Ashley’s was white; mine was pink, given to me by my students 2 years ago. We had a nice color combination, not too flashy or loud but a calm elegant for a stage show.
Upon our return, everyone looked on with pleased smiles.
“Oh! You have on the traditional Chinese clothes. You look so beautiful!” our students and Chinese colleagues alike commented.
The Performance Party – A huge Success
For 1 ½ hours, the freshmen and other onlookers were treated to a wide range of acts. We had a Xinjiang Province belly dance routine, a choir, a group reading of a famous Chairman Mao poem, two abridged English skits (Sound of Music, Wizard of Oz), a minority people’s (the Mao) dance number, and our teachers’ performance along with a few other great acts.
But what truly brought the house down, and had everyone on their feet cheering, were the retired teachers. Dressed as young Chinese folk in qipaos with slits up to the thigh, girly clothes for children, fan dancers in sweeping skirts and men in their traditional Chinese formal jackets, the retired teachers walked slowly in fashion runway mode across the stage.

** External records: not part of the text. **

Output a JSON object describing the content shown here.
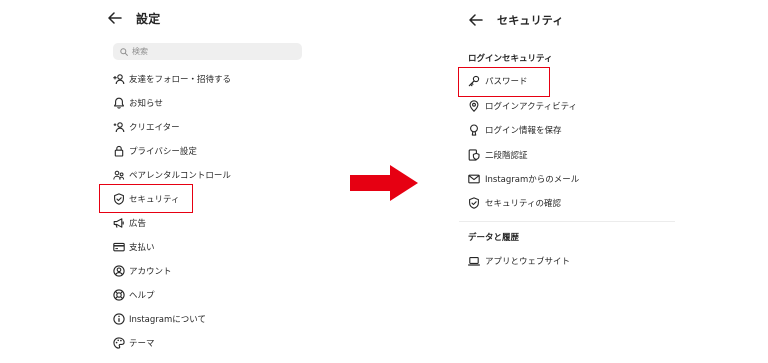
{
  "left": {
    "back_icon": "arrow-left-icon",
    "title": "設定",
    "search": {
      "placeholder": "検索",
      "value": ""
    },
    "items": [
      {
        "label": "友達をフォロー・招待する",
        "icon": "add-person-icon"
      },
      {
        "label": "お知らせ",
        "icon": "bell-icon"
      },
      {
        "label": "クリエイター",
        "icon": "creator-icon"
      },
      {
        "label": "プライバシー設定",
        "icon": "lock-icon"
      },
      {
        "label": "ペアレンタルコントロール",
        "icon": "parental-icon"
      },
      {
        "label": "セキュリティ",
        "icon": "shield-check-icon",
        "highlighted": true
      },
      {
        "label": "広告",
        "icon": "megaphone-icon"
      },
      {
        "label": "支払い",
        "icon": "card-icon"
      },
      {
        "label": "アカウント",
        "icon": "account-icon"
      },
      {
        "label": "ヘルプ",
        "icon": "lifebuoy-icon"
      },
      {
        "label": "Instagramについて",
        "icon": "info-icon"
      },
      {
        "label": "テーマ",
        "icon": "palette-icon"
      }
    ]
  },
  "arrow": {
    "color": "#e60012"
  },
  "right": {
    "back_icon": "arrow-left-icon",
    "title": "セキュリティ",
    "sections": [
      {
        "heading": "ログインセキュリティ",
        "items": [
          {
            "label": "パスワード",
            "icon": "key-icon",
            "highlighted": true
          },
          {
            "label": "ログインアクティビティ",
            "icon": "location-pin-icon"
          },
          {
            "label": "ログイン情報を保存",
            "icon": "keyhole-icon"
          },
          {
            "label": "二段階認証",
            "icon": "phone-shield-icon"
          },
          {
            "label": "Instagramからのメール",
            "icon": "mail-icon"
          },
          {
            "label": "セキュリティの確認",
            "icon": "shield-check-icon"
          }
        ]
      },
      {
        "heading": "データと履歴",
        "items": [
          {
            "label": "アプリとウェブサイト",
            "icon": "laptop-icon"
          }
        ]
      }
    ]
  },
  "colors": {
    "highlight": "#e60012",
    "text": "#262626",
    "search_bg": "#efefef",
    "placeholder": "#8e8e8e"
  }
}
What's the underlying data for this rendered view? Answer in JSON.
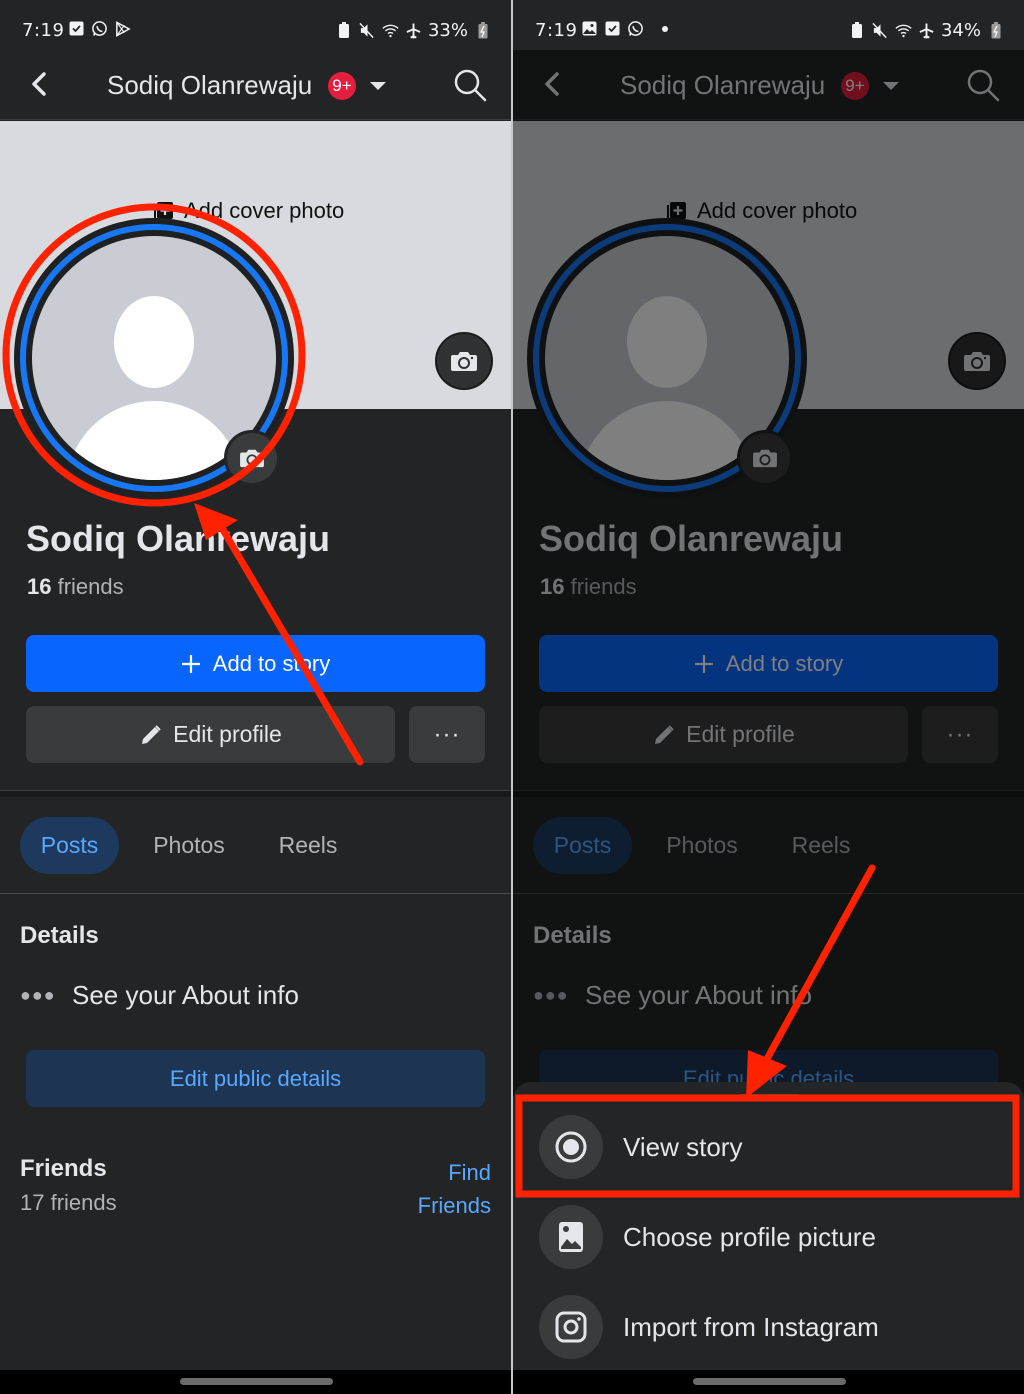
{
  "left": {
    "status_bar": {
      "time": "7:19",
      "battery": "33%",
      "left_icons": [
        "checkbox-icon",
        "whatsapp-icon",
        "play-store-icon"
      ],
      "right_icons": [
        "battery-saver-icon",
        "mute-icon",
        "wifi-icon",
        "airplane-icon",
        "battery-charging-icon"
      ]
    },
    "top_bar": {
      "title": "Sodiq Olanrewaju",
      "notification_badge": "9+"
    },
    "cover": {
      "add_cover_label": "Add cover photo"
    },
    "profile": {
      "name": "Sodiq Olanrewaju",
      "friends_count": "16",
      "friends_label": "friends"
    },
    "buttons": {
      "add_to_story": "Add to story",
      "edit_profile": "Edit profile",
      "more": "···"
    },
    "tabs": [
      {
        "label": "Posts",
        "active": true
      },
      {
        "label": "Photos",
        "active": false
      },
      {
        "label": "Reels",
        "active": false
      }
    ],
    "details": {
      "title": "Details",
      "about": "See your About info",
      "edit_public": "Edit public details"
    },
    "friends": {
      "title": "Friends",
      "count_text": "17 friends",
      "find_line1": "Find",
      "find_line2": "Friends"
    }
  },
  "right": {
    "status_bar": {
      "time": "7:19",
      "battery": "34%",
      "left_icons": [
        "gallery-icon",
        "checkbox-icon",
        "whatsapp-icon",
        "dot"
      ],
      "right_icons": [
        "battery-saver-icon",
        "mute-icon",
        "wifi-icon",
        "airplane-icon",
        "battery-charging-icon"
      ]
    },
    "top_bar": {
      "title": "Sodiq Olanrewaju",
      "notification_badge": "9+"
    },
    "cover": {
      "add_cover_label": "Add cover photo"
    },
    "profile": {
      "name": "Sodiq Olanrewaju",
      "friends_count": "16",
      "friends_label": "friends"
    },
    "buttons": {
      "add_to_story": "Add to story",
      "edit_profile": "Edit profile",
      "more": "···"
    },
    "tabs": [
      {
        "label": "Posts",
        "active": true
      },
      {
        "label": "Photos",
        "active": false
      },
      {
        "label": "Reels",
        "active": false
      }
    ],
    "details": {
      "title": "Details",
      "about": "See your About info",
      "edit_public": "Edit public details"
    },
    "sheet": {
      "items": [
        {
          "label": "View story",
          "icon": "radio-dot-icon",
          "highlighted": true
        },
        {
          "label": "Choose profile picture",
          "icon": "image-icon",
          "highlighted": false
        },
        {
          "label": "Import from Instagram",
          "icon": "instagram-icon",
          "highlighted": false
        }
      ]
    }
  },
  "colors": {
    "accent": "#0866ff",
    "link": "#5aa7ff",
    "badge": "#e41e3f",
    "annotation": "#ff2200",
    "background": "#232425"
  }
}
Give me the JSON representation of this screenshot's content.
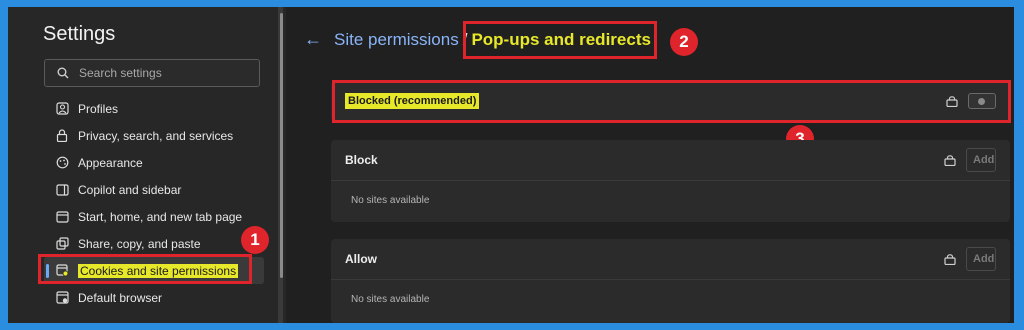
{
  "sidebar": {
    "title": "Settings",
    "search_placeholder": "Search settings",
    "items": [
      {
        "label": "Profiles",
        "icon": "profile-icon"
      },
      {
        "label": "Privacy, search, and services",
        "icon": "lock-icon"
      },
      {
        "label": "Appearance",
        "icon": "appearance-icon"
      },
      {
        "label": "Copilot and sidebar",
        "icon": "sidebar-icon"
      },
      {
        "label": "Start, home, and new tab page",
        "icon": "home-icon"
      },
      {
        "label": "Share, copy, and paste",
        "icon": "share-icon"
      },
      {
        "label": "Cookies and site permissions",
        "icon": "cookies-icon",
        "active": true
      },
      {
        "label": "Default browser",
        "icon": "browser-icon"
      }
    ]
  },
  "breadcrumb": {
    "parent": "Site permissions",
    "separator": "/",
    "current": "Pop-ups and redirects"
  },
  "blocked_card": {
    "label": "Blocked (recommended)",
    "toggle_on": false
  },
  "block_card": {
    "title": "Block",
    "empty": "No sites available",
    "add_label": "Add"
  },
  "allow_card": {
    "title": "Allow",
    "empty": "No sites available",
    "add_label": "Add"
  },
  "badges": {
    "one": "1",
    "two": "2",
    "three": "3"
  },
  "colors": {
    "accent": "#8ab4f8",
    "highlight": "#e8e82a",
    "annotation_red": "#e0242b",
    "frame_blue": "#2b8ddf"
  }
}
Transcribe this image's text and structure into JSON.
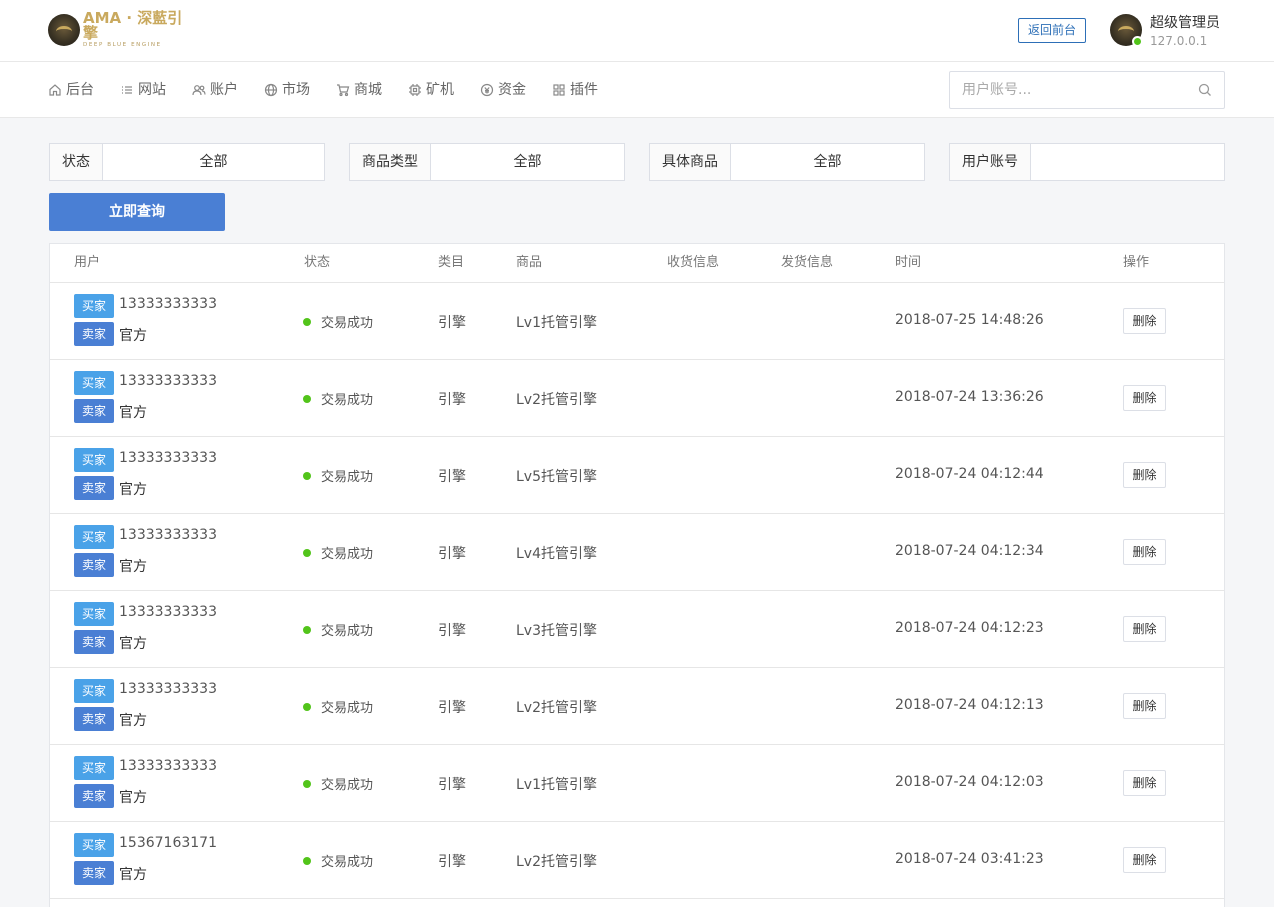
{
  "header": {
    "logo_main": "AMA · 深藍引擎",
    "logo_sub": "DEEP BLUE ENGINE",
    "back_button": "返回前台",
    "admin_name": "超级管理员",
    "admin_ip": "127.0.0.1"
  },
  "nav": {
    "items": [
      {
        "label": "后台",
        "icon": "home-icon"
      },
      {
        "label": "网站",
        "icon": "list-icon"
      },
      {
        "label": "账户",
        "icon": "users-icon"
      },
      {
        "label": "市场",
        "icon": "globe-icon"
      },
      {
        "label": "商城",
        "icon": "cart-icon"
      },
      {
        "label": "矿机",
        "icon": "chip-icon"
      },
      {
        "label": "资金",
        "icon": "money-icon"
      },
      {
        "label": "插件",
        "icon": "grid-icon"
      }
    ],
    "search_placeholder": "用户账号..."
  },
  "filters": {
    "status": {
      "label": "状态",
      "value": "全部"
    },
    "category": {
      "label": "商品类型",
      "value": "全部"
    },
    "product": {
      "label": "具体商品",
      "value": "全部"
    },
    "account": {
      "label": "用户账号",
      "value": ""
    },
    "query_button": "立即查询"
  },
  "table": {
    "columns": [
      "用户",
      "状态",
      "类目",
      "商品",
      "收货信息",
      "发货信息",
      "时间",
      "操作"
    ],
    "buyer_tag": "买家",
    "seller_tag": "卖家",
    "delete_label": "删除",
    "rows": [
      {
        "buyer": "13333333333",
        "seller": "官方",
        "status": "交易成功",
        "category": "引擎",
        "product": "Lv1托管引擎",
        "receive": "",
        "ship": "",
        "time": "2018-07-25 14:48:26"
      },
      {
        "buyer": "13333333333",
        "seller": "官方",
        "status": "交易成功",
        "category": "引擎",
        "product": "Lv2托管引擎",
        "receive": "",
        "ship": "",
        "time": "2018-07-24 13:36:26"
      },
      {
        "buyer": "13333333333",
        "seller": "官方",
        "status": "交易成功",
        "category": "引擎",
        "product": "Lv5托管引擎",
        "receive": "",
        "ship": "",
        "time": "2018-07-24 04:12:44"
      },
      {
        "buyer": "13333333333",
        "seller": "官方",
        "status": "交易成功",
        "category": "引擎",
        "product": "Lv4托管引擎",
        "receive": "",
        "ship": "",
        "time": "2018-07-24 04:12:34"
      },
      {
        "buyer": "13333333333",
        "seller": "官方",
        "status": "交易成功",
        "category": "引擎",
        "product": "Lv3托管引擎",
        "receive": "",
        "ship": "",
        "time": "2018-07-24 04:12:23"
      },
      {
        "buyer": "13333333333",
        "seller": "官方",
        "status": "交易成功",
        "category": "引擎",
        "product": "Lv2托管引擎",
        "receive": "",
        "ship": "",
        "time": "2018-07-24 04:12:13"
      },
      {
        "buyer": "13333333333",
        "seller": "官方",
        "status": "交易成功",
        "category": "引擎",
        "product": "Lv1托管引擎",
        "receive": "",
        "ship": "",
        "time": "2018-07-24 04:12:03"
      },
      {
        "buyer": "15367163171",
        "seller": "官方",
        "status": "交易成功",
        "category": "引擎",
        "product": "Lv2托管引擎",
        "receive": "",
        "ship": "",
        "time": "2018-07-24 03:41:23"
      }
    ]
  },
  "colors": {
    "primary": "#4a7fd4",
    "buyer_tag": "#4aa2e8",
    "success": "#52c41a",
    "logo_gold": "#c9a95e"
  }
}
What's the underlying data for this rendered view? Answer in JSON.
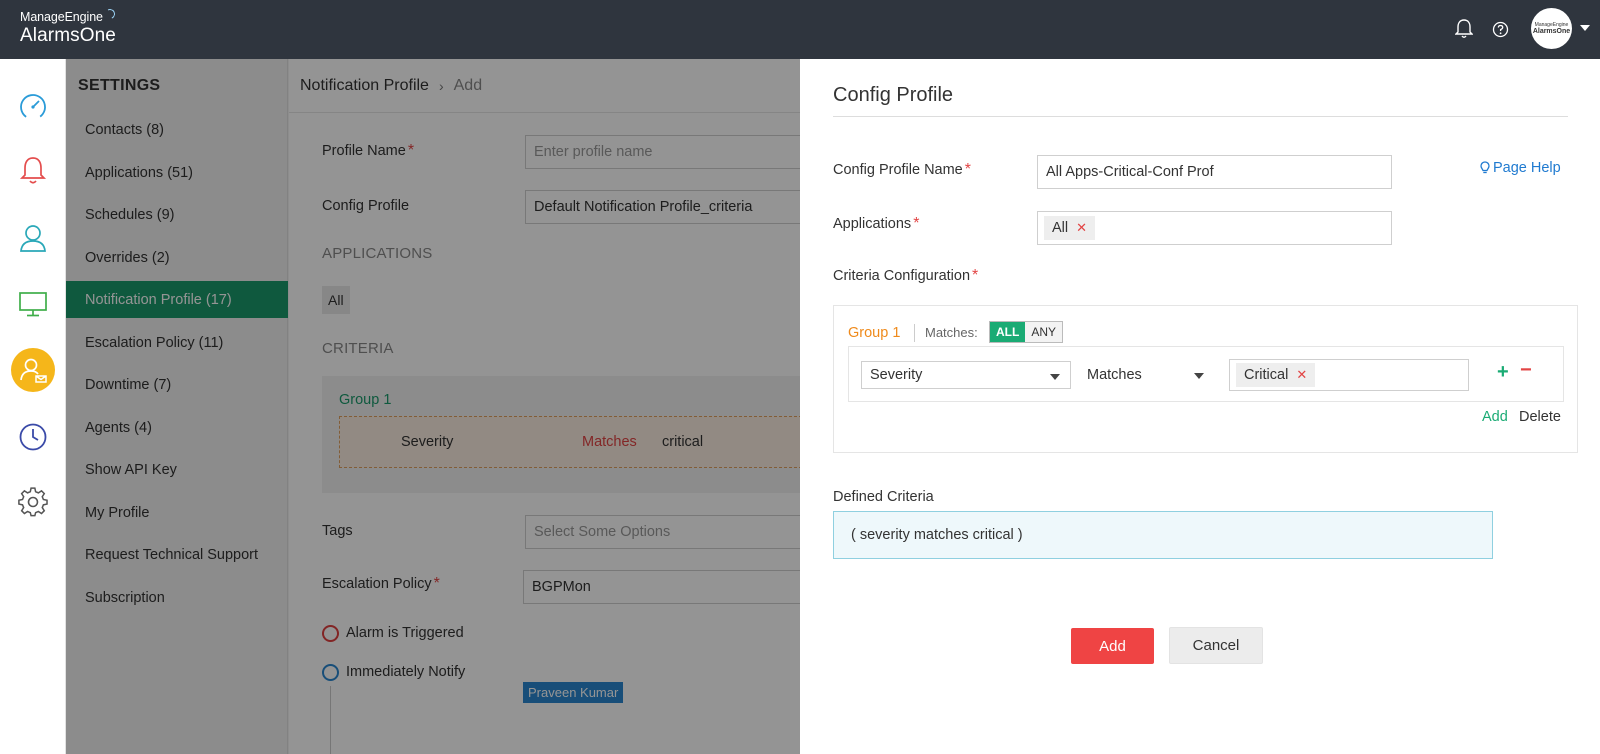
{
  "header": {
    "brand_top": "ManageEngine",
    "brand_name": "AlarmsOne",
    "avatar_line1": "ManageEngine",
    "avatar_line2": "AlarmsOne"
  },
  "rail": {
    "icons": [
      "dashboard-icon",
      "bell-icon",
      "user-icon",
      "monitor-icon",
      "user-settings-icon",
      "clock-icon",
      "gear-icon"
    ],
    "active": "user-settings-icon"
  },
  "settings": {
    "title": "SETTINGS",
    "items": [
      {
        "label": "Contacts (8)"
      },
      {
        "label": "Applications (51)"
      },
      {
        "label": "Schedules (9)"
      },
      {
        "label": "Overrides (2)"
      },
      {
        "label": "Notification Profile (17)"
      },
      {
        "label": "Escalation Policy (11)"
      },
      {
        "label": "Downtime (7)"
      },
      {
        "label": "Agents (4)"
      },
      {
        "label": "Show API Key"
      },
      {
        "label": "My Profile"
      },
      {
        "label": "Request Technical Support"
      },
      {
        "label": "Subscription"
      }
    ],
    "active_index": 4
  },
  "underlay": {
    "breadcrumb": [
      "Notification Profile",
      "Add"
    ],
    "profile_name_label": "Profile Name",
    "profile_name_placeholder": "Enter profile name",
    "config_profile_label": "Config Profile",
    "config_profile_value": "Default Notification Profile_criteria",
    "applications_heading": "APPLICATIONS",
    "applications_value": "All",
    "criteria_heading": "CRITERIA",
    "criteria_group": "Group 1",
    "criteria_field": "Severity",
    "criteria_op": "Matches",
    "criteria_value": "critical",
    "tags_label": "Tags",
    "tags_placeholder": "Select Some Options",
    "escalation_label": "Escalation Policy",
    "escalation_value": "BGPMon",
    "alarm_triggered": "Alarm is Triggered",
    "immediately_notify": "Immediately Notify",
    "notify_user": "Praveen Kumar"
  },
  "panel": {
    "title": "Config Profile",
    "page_help": "Page Help",
    "name_label": "Config Profile Name",
    "name_value": "All Apps-Critical-Conf Prof",
    "applications_label": "Applications",
    "applications_tag": "All",
    "criteria_label": "Criteria Configuration",
    "group_title": "Group 1",
    "matches_label": "Matches:",
    "match_all": "ALL",
    "match_any": "ANY",
    "rule_field": "Severity",
    "rule_op": "Matches",
    "rule_value": "Critical",
    "add_link": "Add",
    "delete_link": "Delete",
    "defined_label": "Defined Criteria",
    "defined_value": "( severity matches critical )",
    "add_button": "Add",
    "cancel_button": "Cancel"
  },
  "colors": {
    "topbar": "#2f353e",
    "active_green": "#1a9a6b",
    "accent_orange": "#f5b61a",
    "danger": "#ef4444"
  }
}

They struck numerous poses along the way and incorporated a love story of a girl meeting her boyfriend who whisked her away in elegant ballroom dance moves at the end.
A second retired teacher’s performance was a traditional Chinese rap with the 4 leading ladies acting out the words.
The retired teachers, with all their hard work, spot-on choreography and proud air, certainly put our piddly little Jingle Bells and Auld Lang Syne to shame, that’s for sure. No amount of barking from Ms. Xie would ever have had us anywhere near the performance level of our older folk. They really were amazing.
Busy Week Ahead
Once again, the weekend gives me a chance to rest up before heading into another busy week of teaching and other activities.
The Protestant church music director, John, and I have already made an appointment for me to help with the choir this coming Thursday evening with their December Christmas celebrations. “Ding-dong Merrily On High” and “We Wish You a Merry Christmas” are the two English numbers they’ll be rehearsing with me leading the way.
Wish us luck!
From along the Yangtze, here’s wishing you Ping An (peace) for your day.